“Oh， that abbé was very interesting， only he's got a wrong notion about it.…To my thinking， perpetual peace is possible， but I don't know how to put it.…Not by means of the balance of political power.…”
Prince Andrey was obviously not interested in these abstract discussions.
“One can't always say all one thinks everywhere， mon cher. Come tell me， have you settled on anything at last？ Are you going into the cavalry or the diplomatic service？” asked Prince Andrey， after a momentary pause.
Pierre sat on the sofa with his legs crossed under him.
“Can you believe it， I still don't know. I don't like either.”
“But you must decide on something； you know your father's expecting it.”

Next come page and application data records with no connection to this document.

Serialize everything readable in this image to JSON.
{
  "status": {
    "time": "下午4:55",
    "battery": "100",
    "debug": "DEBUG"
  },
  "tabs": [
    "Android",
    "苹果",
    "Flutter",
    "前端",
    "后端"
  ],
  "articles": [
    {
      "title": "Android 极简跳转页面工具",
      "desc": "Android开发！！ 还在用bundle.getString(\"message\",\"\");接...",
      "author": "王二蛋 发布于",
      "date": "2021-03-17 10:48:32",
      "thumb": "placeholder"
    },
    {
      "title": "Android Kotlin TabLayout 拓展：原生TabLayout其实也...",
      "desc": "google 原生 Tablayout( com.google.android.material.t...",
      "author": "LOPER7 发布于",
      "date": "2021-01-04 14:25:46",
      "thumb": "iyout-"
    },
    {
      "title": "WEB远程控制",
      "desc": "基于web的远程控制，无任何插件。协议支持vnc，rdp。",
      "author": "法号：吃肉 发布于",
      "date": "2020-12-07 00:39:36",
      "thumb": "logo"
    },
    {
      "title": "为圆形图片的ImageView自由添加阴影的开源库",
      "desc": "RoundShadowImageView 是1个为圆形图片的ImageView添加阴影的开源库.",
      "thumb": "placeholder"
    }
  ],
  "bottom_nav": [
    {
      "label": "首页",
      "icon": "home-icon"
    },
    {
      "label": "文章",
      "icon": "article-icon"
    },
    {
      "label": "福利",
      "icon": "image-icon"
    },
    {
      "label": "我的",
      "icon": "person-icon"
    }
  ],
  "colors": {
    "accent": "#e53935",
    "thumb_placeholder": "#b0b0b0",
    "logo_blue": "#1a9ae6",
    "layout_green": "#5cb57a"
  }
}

At ten years old Pierre had been sent with an abbé as tutor to be educated abroad， and there he remained till he was twenty. When he returned to Moscow， his father had dismissed the tutor and said to the young man： “Now you go to Petersburg， look about you and make your choice. I agree to anything. Here is a letter to Prince Vassily and here is money. Write and tell me everything； I will help you in everything.” Pierre had been three months already choosing a career and had not yet made his choice. It was of this choice Prince Andrey spoke to him now. Pierre rubbed his forehead.
“But he must be a freemason，” he said， meaning the abbé he had seen that evening.
“That's all nonsense，” Prince Andrey pulled him up again； “we'd better talk of serious things. Have you been to the Horse Guards？”
“No， I haven't； but this is what struck me and I wanted to talk to you about it. This war now is against Napoleon. If it were a war for freedom， I could have understood it， I would have been the first to go into the army； but to help England and Austria against the greatest man in the world—that's not right.”
Prince Andrey simply shrugged his shoulders at Pierre's childish words. He looked as though one really could not answer such absurdities. But in reality it was hard to find any answer to this na？ve question other than the answer Prince Andrey made. “If every one would only fight for his own convictions， there'd be no war，” he said.
“And a very good thing that would be too，” said Pierre.
Prince Andrey smiled ironically. “Very likely it would be a good thing， but it will never come to pass…”
“Well， what are you going to the war for？” asked Pierre.
“What for？ I don't know. Because I have to. Besides， I'm going…” he stopped. “I'm going because the life I lead here， this life is—not to my taste！”